WHAT TO DO »
From the records, pick out and copy each line containing "value".

MATERIAL TO PROCESS »
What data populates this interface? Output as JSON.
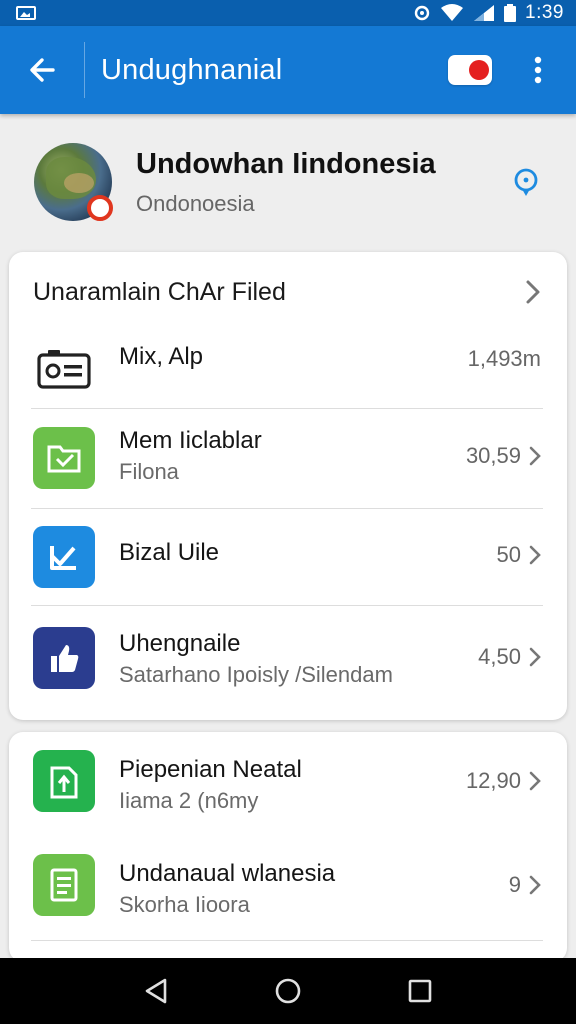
{
  "status_bar": {
    "time": "1:39"
  },
  "app_bar": {
    "title": "Undughnanial"
  },
  "profile": {
    "name": "Undowhan Iindonesia",
    "subtitle": "Ondonoesia"
  },
  "card1": {
    "header": "Unaramlain ChAr Filed",
    "rows": [
      {
        "title": "Mix, Alp",
        "subtitle": "",
        "value": "1,493m",
        "icon": "id-card-icon",
        "icon_bg": "#ffffff"
      },
      {
        "title": "Mem Iiclablar",
        "subtitle": "Filona",
        "value": "30,59",
        "icon": "folder-icon",
        "icon_bg": "#6cc04a"
      },
      {
        "title": "Bizal Uile",
        "subtitle": "",
        "value": "50",
        "icon": "check-icon",
        "icon_bg": "#1e8be0"
      },
      {
        "title": "Uhengnaile",
        "subtitle": "Satarhano Ipoisly /Silendam",
        "value": "4,50",
        "icon": "thumbs-up-icon",
        "icon_bg": "#2b3d8f"
      }
    ]
  },
  "card2": {
    "rows": [
      {
        "title": "Piepenian Neatal",
        "subtitle": "Iiama 2 (n6my",
        "value": "12,90",
        "icon": "upload-icon",
        "icon_bg": "#25b24e"
      },
      {
        "title": "Undanaual wlanesia",
        "subtitle": "Skorha Iioora",
        "value": "9",
        "icon": "document-icon",
        "icon_bg": "#6cc04a"
      }
    ]
  },
  "colors": {
    "status_bar": "#0a5fae",
    "app_bar": "#1479d4",
    "accent": "#1e8be0"
  }
}
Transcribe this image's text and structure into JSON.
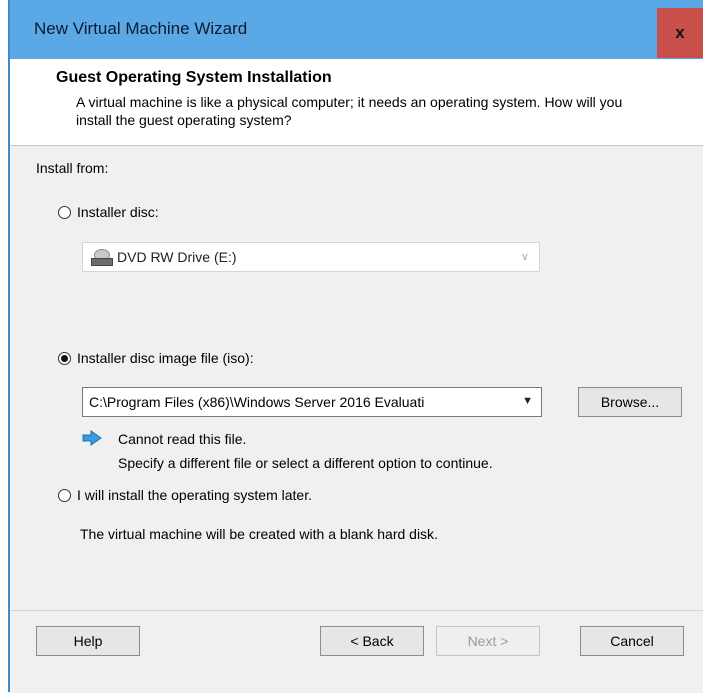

TASK RESPONSE »
        "value": "1,493m",
        "value": "30,59",
        "value": "50",
        "value": "4,50",
        "value": "12,90",
        "value": "9",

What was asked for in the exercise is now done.